Look, none of us wants to even entertain the possibility of the Falcons getting to the Super Bowl, lest we jinx it. So rather than say it out loud, I’m going to suggest that if some team with one of the best offenses in the league and one of the worst defenses were to make the big game, they could win. There is precedence!
The old saw that defense wins championships has held up pretty well over the life of the NFL, and the last four Super Bowl winners have all had terrific defenses that pushed them into the championship and helped them win it. You have to go back five years to find a Super Bowl winner that didn’t boast a tremendous defense, but it has happened twice in the last seven seasons.
Let’s keep this simple and go with points allowed, which is an imperfect but useful enough metric. Here’s where each of the last eight Super Bowl winners ranked:
2015: Denver Broncos, 4th
2014: New England Patriots, 8th
2013: Seattle Seahawks, 1st
2012: Baltimore Ravens, 12th
2011: New York Giants, 25th
2010: Green Bay Packers, 2nd
2009: New Orleans Saints, 20th
2008: Pittsburgh Steelers, 1st
Some of the defenses on this list are obviously better than others, and the 2012 Baltimore Ravens were a better defense than their ranking in points allows indicates.

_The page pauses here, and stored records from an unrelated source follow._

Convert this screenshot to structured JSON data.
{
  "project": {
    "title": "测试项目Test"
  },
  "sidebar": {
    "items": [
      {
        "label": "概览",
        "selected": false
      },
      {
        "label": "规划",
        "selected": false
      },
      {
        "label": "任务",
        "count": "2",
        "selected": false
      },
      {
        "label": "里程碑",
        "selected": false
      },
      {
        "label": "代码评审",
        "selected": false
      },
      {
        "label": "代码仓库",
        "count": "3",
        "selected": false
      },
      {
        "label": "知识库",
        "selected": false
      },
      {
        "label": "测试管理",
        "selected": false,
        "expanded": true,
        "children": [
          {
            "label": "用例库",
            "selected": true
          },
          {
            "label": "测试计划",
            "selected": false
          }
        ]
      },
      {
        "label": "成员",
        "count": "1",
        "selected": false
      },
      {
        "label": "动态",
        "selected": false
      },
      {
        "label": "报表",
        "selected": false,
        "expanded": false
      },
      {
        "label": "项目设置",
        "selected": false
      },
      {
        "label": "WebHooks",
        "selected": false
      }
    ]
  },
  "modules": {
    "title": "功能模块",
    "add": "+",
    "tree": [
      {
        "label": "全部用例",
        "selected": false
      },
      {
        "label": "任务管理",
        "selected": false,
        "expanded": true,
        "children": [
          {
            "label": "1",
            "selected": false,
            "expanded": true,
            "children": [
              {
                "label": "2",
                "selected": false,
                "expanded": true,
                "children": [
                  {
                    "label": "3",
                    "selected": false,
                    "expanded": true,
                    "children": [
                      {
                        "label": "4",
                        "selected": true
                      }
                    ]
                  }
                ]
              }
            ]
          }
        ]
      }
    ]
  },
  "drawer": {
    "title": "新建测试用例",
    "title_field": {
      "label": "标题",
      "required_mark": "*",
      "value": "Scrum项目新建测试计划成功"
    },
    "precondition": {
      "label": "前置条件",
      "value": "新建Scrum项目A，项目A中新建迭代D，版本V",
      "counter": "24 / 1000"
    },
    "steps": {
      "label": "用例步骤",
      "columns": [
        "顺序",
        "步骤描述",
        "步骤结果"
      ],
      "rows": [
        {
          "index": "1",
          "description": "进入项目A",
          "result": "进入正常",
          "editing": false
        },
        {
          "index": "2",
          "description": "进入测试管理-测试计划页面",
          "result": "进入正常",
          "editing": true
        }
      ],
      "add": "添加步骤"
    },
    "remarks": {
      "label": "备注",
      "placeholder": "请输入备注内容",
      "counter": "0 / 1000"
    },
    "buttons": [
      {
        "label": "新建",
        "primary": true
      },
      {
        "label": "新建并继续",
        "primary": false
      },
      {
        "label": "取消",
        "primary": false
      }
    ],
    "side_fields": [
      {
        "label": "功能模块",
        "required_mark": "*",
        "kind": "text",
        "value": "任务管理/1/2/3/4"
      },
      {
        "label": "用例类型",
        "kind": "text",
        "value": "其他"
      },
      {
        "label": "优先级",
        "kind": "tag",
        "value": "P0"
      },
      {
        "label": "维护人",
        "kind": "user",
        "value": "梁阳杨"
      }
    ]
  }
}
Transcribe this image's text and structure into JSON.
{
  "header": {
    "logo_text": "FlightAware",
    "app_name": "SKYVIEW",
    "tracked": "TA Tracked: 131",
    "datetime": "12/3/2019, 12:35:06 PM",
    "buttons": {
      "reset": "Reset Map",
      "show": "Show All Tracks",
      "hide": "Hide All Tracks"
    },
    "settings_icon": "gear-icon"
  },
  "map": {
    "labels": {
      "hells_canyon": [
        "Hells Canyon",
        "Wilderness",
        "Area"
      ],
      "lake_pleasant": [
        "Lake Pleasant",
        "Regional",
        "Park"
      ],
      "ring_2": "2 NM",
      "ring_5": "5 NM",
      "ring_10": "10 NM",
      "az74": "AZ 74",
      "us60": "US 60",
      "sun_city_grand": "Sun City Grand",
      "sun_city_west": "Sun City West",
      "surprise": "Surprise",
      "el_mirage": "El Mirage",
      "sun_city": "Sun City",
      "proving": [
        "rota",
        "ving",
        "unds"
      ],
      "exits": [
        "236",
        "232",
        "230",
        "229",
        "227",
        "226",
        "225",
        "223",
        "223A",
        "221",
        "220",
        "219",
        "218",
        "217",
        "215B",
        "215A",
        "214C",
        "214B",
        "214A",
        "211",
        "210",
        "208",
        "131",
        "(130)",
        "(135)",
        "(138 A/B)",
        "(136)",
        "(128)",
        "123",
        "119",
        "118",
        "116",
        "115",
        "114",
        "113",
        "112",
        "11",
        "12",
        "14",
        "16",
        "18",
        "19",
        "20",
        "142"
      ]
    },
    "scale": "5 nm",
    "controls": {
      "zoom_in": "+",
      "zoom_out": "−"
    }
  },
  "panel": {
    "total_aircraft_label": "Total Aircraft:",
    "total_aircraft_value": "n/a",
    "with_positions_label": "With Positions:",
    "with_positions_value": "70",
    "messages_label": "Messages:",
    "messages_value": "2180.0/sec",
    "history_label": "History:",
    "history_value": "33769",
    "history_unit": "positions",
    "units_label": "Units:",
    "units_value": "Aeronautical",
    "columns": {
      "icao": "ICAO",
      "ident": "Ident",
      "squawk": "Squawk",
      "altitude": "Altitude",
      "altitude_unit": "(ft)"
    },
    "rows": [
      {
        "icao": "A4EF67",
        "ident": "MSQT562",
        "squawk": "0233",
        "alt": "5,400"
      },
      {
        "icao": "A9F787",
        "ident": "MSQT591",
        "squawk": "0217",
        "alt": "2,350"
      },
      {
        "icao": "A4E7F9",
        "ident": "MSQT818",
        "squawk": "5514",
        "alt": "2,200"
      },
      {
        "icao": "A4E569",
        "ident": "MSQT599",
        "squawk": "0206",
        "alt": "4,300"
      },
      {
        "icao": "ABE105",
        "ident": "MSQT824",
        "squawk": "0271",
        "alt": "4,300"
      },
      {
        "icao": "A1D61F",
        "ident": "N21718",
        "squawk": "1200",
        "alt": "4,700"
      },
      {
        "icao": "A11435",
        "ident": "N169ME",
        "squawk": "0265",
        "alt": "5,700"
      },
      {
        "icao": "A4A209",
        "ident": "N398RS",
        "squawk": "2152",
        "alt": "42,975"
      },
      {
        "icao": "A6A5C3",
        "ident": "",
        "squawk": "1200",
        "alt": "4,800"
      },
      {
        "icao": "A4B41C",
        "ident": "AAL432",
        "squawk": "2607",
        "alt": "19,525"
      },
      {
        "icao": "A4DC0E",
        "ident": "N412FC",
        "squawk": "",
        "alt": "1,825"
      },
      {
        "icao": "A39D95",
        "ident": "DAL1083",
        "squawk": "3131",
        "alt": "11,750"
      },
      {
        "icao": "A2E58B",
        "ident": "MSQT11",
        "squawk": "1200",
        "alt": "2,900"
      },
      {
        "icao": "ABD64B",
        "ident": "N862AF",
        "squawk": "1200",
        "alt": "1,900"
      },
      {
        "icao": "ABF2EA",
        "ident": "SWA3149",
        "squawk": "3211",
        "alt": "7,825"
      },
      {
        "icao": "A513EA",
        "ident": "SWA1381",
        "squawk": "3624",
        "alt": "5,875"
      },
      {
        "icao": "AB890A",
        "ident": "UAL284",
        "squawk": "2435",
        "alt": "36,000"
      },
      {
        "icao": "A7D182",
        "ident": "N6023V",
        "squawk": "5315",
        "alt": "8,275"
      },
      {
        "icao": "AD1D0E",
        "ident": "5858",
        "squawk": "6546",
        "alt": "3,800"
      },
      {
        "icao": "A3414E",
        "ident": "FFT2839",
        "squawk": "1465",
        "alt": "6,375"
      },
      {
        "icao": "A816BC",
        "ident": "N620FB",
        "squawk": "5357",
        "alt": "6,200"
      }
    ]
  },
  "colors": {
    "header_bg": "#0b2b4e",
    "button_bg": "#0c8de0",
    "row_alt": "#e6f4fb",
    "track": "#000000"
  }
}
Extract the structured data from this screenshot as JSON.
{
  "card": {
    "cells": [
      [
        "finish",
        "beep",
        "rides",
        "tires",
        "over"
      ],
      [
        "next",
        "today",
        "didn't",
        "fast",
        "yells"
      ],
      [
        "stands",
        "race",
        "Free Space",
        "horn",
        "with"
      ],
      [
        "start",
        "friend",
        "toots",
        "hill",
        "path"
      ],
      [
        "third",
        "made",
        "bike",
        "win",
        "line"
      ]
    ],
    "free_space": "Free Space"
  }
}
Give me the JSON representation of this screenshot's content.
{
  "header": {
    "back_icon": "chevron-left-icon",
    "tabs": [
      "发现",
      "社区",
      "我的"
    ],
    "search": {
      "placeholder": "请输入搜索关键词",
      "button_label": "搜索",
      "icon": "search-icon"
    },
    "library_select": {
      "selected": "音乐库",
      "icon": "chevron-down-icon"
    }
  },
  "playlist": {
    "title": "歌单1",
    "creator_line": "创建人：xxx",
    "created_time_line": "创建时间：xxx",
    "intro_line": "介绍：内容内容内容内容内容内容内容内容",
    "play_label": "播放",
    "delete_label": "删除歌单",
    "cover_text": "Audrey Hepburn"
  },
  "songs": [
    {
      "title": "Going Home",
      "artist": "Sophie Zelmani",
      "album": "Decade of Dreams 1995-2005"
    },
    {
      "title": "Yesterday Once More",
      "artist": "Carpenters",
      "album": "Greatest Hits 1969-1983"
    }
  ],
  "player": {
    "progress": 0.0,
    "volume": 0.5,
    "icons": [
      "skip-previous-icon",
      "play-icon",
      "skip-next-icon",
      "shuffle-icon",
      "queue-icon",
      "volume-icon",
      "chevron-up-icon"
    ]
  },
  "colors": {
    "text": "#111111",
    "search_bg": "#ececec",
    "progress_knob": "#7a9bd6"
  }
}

Still, it’s obvious from looking at this list that the only two truly weak defenses that wound up hoisting Lombardi Trophies were the Giants and Saints, who had amazing offenses to compensate for it. Both defenses (but particularly New Orleans) were also opportunistic when they needed to be.
You should feel heartened by that, but you should also realize that lousy defenses getting to the championship (much less winning it) is the rarer outcome in today’s NFL. Elite defenses tend to carry teams a long way, and in a matchup against an elite defense and an elite offense, the former tends to carry the day.
This points a way forward for a hypothetical team with a tremendous offense and bad defense, whoever they may be. Recent NFL history indicates, though, that a championship win is not the likeliest outcome.